*** SOURCE INFORMATION

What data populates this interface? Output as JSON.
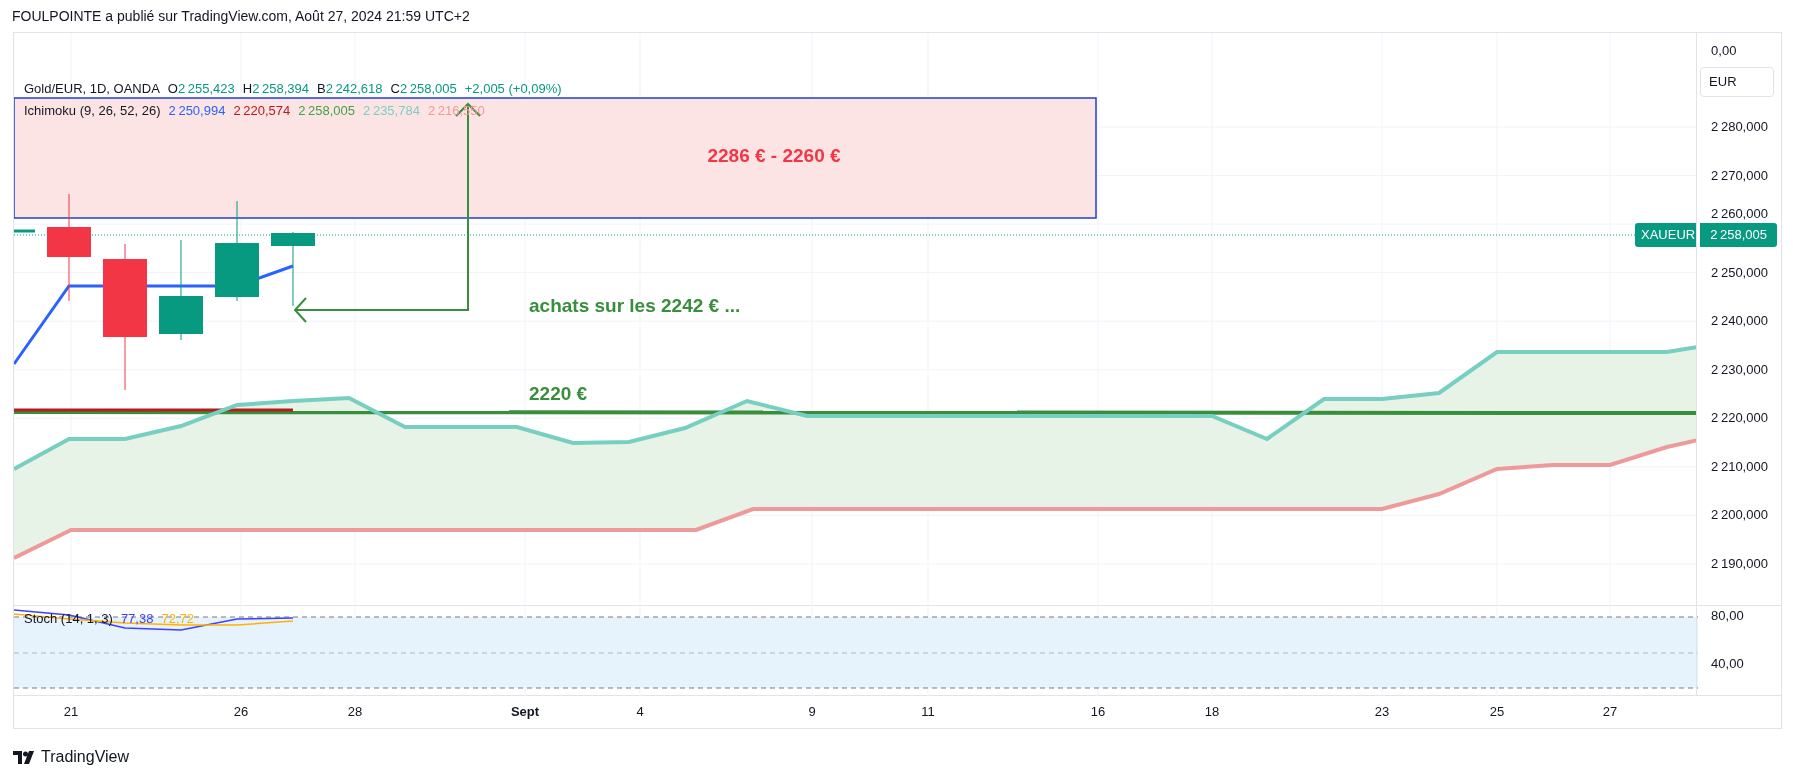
{
  "header": {
    "text": "FOULPOINTE a publié sur TradingView.com, Août 27, 2024 21:59 UTC+2"
  },
  "legend": {
    "symbol": "Gold/EUR, 1D, OANDA",
    "ohlc": [
      {
        "label": "O",
        "value": "2 255,423"
      },
      {
        "label": "H",
        "value": "2 258,394"
      },
      {
        "label": "B",
        "value": "2 242,618"
      },
      {
        "label": "C",
        "value": "2 258,005"
      }
    ],
    "change": "+2,005 (+0,09%)"
  },
  "indicator": {
    "name": "Ichimoku (9, 26, 52, 26)",
    "values": [
      {
        "text": "2 250,994",
        "color": "#2962ff"
      },
      {
        "text": "2 220,574",
        "color": "#b71c1c"
      },
      {
        "text": "2 258,005",
        "color": "#43a047"
      },
      {
        "text": "2 235,784",
        "color": "#80cbc4"
      },
      {
        "text": "2 216,550",
        "color": "#ef9a9a"
      }
    ]
  },
  "annotations": [
    {
      "kind": "zone",
      "text": "2286 € - 2260 €",
      "color": "#f23645"
    },
    {
      "kind": "note",
      "text": "achats sur les 2242 € ...",
      "color": "#388e3c"
    },
    {
      "kind": "note",
      "text": "2220 €",
      "color": "#388e3c"
    }
  ],
  "price_axis": {
    "top_label": "0,00",
    "currency": "EUR",
    "ticks": [
      "2 280,000",
      "2 270,000",
      "2 260,000",
      "2 250,000",
      "2 240,000",
      "2 230,000",
      "2 220,000",
      "2 210,000",
      "2 200,000",
      "2 190,000"
    ],
    "last_price": {
      "symbol": "XAUEUR",
      "value": "2 258,005"
    }
  },
  "stoch": {
    "name": "Stoch (14, 1, 3)",
    "values": [
      {
        "text": "77,38",
        "color": "#3f3fff"
      },
      {
        "text": "72,72",
        "color": "#ffb300"
      }
    ],
    "ticks": [
      "80,00",
      "40,00"
    ]
  },
  "time_axis": [
    {
      "label": "21",
      "bold": false
    },
    {
      "label": "26",
      "bold": false
    },
    {
      "label": "28",
      "bold": false
    },
    {
      "label": "Sept",
      "bold": true
    },
    {
      "label": "4",
      "bold": false
    },
    {
      "label": "9",
      "bold": false
    },
    {
      "label": "11",
      "bold": false
    },
    {
      "label": "16",
      "bold": false
    },
    {
      "label": "18",
      "bold": false
    },
    {
      "label": "23",
      "bold": false
    },
    {
      "label": "25",
      "bold": false
    },
    {
      "label": "27",
      "bold": false
    }
  ],
  "footer": {
    "brand": "TradingView"
  }
}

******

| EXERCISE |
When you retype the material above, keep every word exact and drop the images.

| FINISHED TASK |
What data populates this interface? Output as JSON.
{
  "header": {
    "text": "FOULPOINTE a publié sur TradingView.com, Août 27, 2024 21:59 UTC+2"
  },
  "legend": {
    "symbol": "Gold/EUR, 1D, OANDA",
    "ohlc": [
      {
        "label": "O",
        "value": "2 255,423"
      },
      {
        "label": "H",
        "value": "2 258,394"
      },
      {
        "label": "B",
        "value": "2 242,618"
      },
      {
        "label": "C",
        "value": "2 258,005"
      }
    ],
    "change": "+2,005 (+0,09%)"
  },
  "indicator": {
    "name": "Ichimoku (9, 26, 52, 26)",
    "values": [
      {
        "text": "2 250,994",
        "color": "#2962ff"
      },
      {
        "text": "2 220,574",
        "color": "#b71c1c"
      },
      {
        "text": "2 258,005",
        "color": "#43a047"
      },
      {
        "text": "2 235,784",
        "color": "#80cbc4"
      },
      {
        "text": "2 216,550",
        "color": "#ef9a9a"
      }
    ]
  },
  "annotations": [
    {
      "kind": "zone",
      "text": "2286 € - 2260 €",
      "color": "#f23645"
    },
    {
      "kind": "note",
      "text": "achats sur les 2242 € ...",
      "color": "#388e3c"
    },
    {
      "kind": "note",
      "text": "2220 €",
      "color": "#388e3c"
    }
  ],
  "price_axis": {
    "top_label": "0,00",
    "currency": "EUR",
    "ticks": [
      "2 280,000",
      "2 270,000",
      "2 260,000",
      "2 250,000",
      "2 240,000",
      "2 230,000",
      "2 220,000",
      "2 210,000",
      "2 200,000",
      "2 190,000"
    ],
    "last_price": {
      "symbol": "XAUEUR",
      "value": "2 258,005"
    }
  },
  "stoch": {
    "name": "Stoch (14, 1, 3)",
    "values": [
      {
        "text": "77,38",
        "color": "#3f3fff"
      },
      {
        "text": "72,72",
        "color": "#ffb300"
      }
    ],
    "ticks": [
      "80,00",
      "40,00"
    ]
  },
  "time_axis": [
    {
      "label": "21",
      "bold": false
    },
    {
      "label": "26",
      "bold": false
    },
    {
      "label": "28",
      "bold": false
    },
    {
      "label": "Sept",
      "bold": true
    },
    {
      "label": "4",
      "bold": false
    },
    {
      "label": "9",
      "bold": false
    },
    {
      "label": "11",
      "bold": false
    },
    {
      "label": "16",
      "bold": false
    },
    {
      "label": "18",
      "bold": false
    },
    {
      "label": "23",
      "bold": false
    },
    {
      "label": "25",
      "bold": false
    },
    {
      "label": "27",
      "bold": false
    }
  ],
  "footer": {
    "brand": "TradingView"
  }
}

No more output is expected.